Graduate students in SUNY Cortland’s communication sciences and disorders program spent part of this summer designing a “menu” of financial transactions that people with aphasia could use as a visual aid when communicating in public settings like banks.
Their efforts are making an impact in the local community, as tellers at NBT Bank on Main Street in Cortland have begun using the menu for customers with aphasia who may have difficulty saying or pronouncing words or following conversations and written instructions.
Aphasia, a condition that impairs the ability to process language, can be caused by head trauma, stroke and dementia or a number of other medical issues. It affects more than 2 million Americans, yet approximately 80% of Americans are unaware of the condition.
Hilary Dwyer ’17 of Cortland, N.Y., and Beth Coppolecchia of Somers, N.Y., decided to build on the work of previous students in the communication sciences and disorders program. During the summer of 2018, SUNY Cortland students created a menu for patients at Guthrie Cortland Medical Center, then known as Cortland Regional Medical Center, that allowed them to point to pictures of the food they wanted to eat.
Dwyer had previously worked at the NBT Bank branch on Main Street and had interacted with customers who showed an aphasia I.D. card, which indicates that they had challenges in communicating verbally. Together, she and Coppolecchia created a book that allows those with aphasia to have greater independence in conducting basic bank transactions such as making deposits, opening an account and more.
There is also a separate card with large, color photos of the different denominations of bills that will allow customers to point to the exact change they would like to receive.
“Individuals with aphasia don’t always do well with a lot of overwhelming stimuli, especially where it’s noisy and people are waiting on line,” Dwyer said. “Something like this, when they can be familiar with it and flip to a certain page and know the teller is familiar in communicating with them just makes things easier for them. It’s a calmer atmosphere and relieves some of that anxiety.”
The students dropped off the materials to NBT Bank in late July. Staff have been trained in how to assist those with aphasia. If the trial goes well, NBT Bank may look to expand the program to its Groton Avenue branch as well.
Dwyer and Coppolecchia will start medical externships in the fall that they hope will help give them more experience and potentially influence their career choices. Both were grateful for the opportunity to engage with a partner in the local community this summer.
“You’re taught all of these things in the classroom and you want to go out and make it functional for the people who are going to be working with it,” Coppolecchia said. “It’s something we could be doing once we get our work certification and we’re practicing after we graduate.
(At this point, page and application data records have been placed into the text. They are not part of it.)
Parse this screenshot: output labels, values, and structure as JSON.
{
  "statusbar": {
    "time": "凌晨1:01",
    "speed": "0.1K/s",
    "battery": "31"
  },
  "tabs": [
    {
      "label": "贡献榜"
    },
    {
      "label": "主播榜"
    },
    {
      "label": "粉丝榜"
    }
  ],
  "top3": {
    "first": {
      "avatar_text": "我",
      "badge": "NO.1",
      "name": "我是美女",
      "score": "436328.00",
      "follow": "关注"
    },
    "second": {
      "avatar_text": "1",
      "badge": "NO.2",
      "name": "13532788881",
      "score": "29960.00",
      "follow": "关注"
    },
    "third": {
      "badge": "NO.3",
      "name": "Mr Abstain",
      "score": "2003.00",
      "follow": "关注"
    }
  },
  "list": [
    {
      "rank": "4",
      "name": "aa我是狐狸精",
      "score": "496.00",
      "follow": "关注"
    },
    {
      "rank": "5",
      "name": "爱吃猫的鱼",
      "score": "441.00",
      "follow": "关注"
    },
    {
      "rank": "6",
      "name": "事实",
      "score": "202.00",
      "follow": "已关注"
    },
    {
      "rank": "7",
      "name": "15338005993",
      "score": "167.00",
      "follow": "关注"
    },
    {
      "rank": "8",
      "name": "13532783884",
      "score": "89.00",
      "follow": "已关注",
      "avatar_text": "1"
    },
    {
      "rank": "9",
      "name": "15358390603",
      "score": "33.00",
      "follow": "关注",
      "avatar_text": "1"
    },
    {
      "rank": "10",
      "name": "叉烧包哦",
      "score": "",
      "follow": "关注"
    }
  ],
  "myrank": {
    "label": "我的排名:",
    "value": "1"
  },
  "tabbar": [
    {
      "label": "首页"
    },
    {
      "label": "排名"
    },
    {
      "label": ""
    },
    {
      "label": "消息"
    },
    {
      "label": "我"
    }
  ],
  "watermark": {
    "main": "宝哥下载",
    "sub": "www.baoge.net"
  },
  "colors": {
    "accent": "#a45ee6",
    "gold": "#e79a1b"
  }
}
It’s nice to be able to apply what we’re learning and help in the community while raising awareness about it.”
“You can talk about things all you want, but until you’re actually practicing them in action, it doesn’t solidify for you,” Dwyer said. “Being able to do this, we were able to learn more individual things and I think either of us would be comfortable creating any type of communication book like this, which is a great skill to have.”
SUNY Cortland students have met with local people in the Friends of Aphasia Support Group since it was created in January 2019. In fact, those monthly meetings have helped lecturer Eileen Gilroy better tailor her classes as she and her students learn about the real issues affecting the lives of those with aphasia.
In fact, Liberty Resources Center for Brain Injury and Rehabilitation, located on Main Street in Cortland, heard about the menu created by students last summer and requested a copy. Although it was created for hospital patients, the menu is now also used when Liberty Resources' patients eat at local diners and restaurants.
For Gilroy, these projects have been a win-win. Her students get hands-on experience and meet professionals in the field. The aphasia community in Cortland has also benefited greatly from their efforts.
“They’ve also been involved in community awareness projects and with other speech language pathologists in the community,” she said. “It’s not only getting them out and advocating for individuals in the community, it’s also about doing it in our professional organizations locally.”
SUNY Cortland provides training at the undergraduate and graduate levels for students seeking to become licensed speech language pathologists. The Communication Disorders and Sciences Department prides itself on meaningful class experiences, modern facilities, student research and engaged faculty members.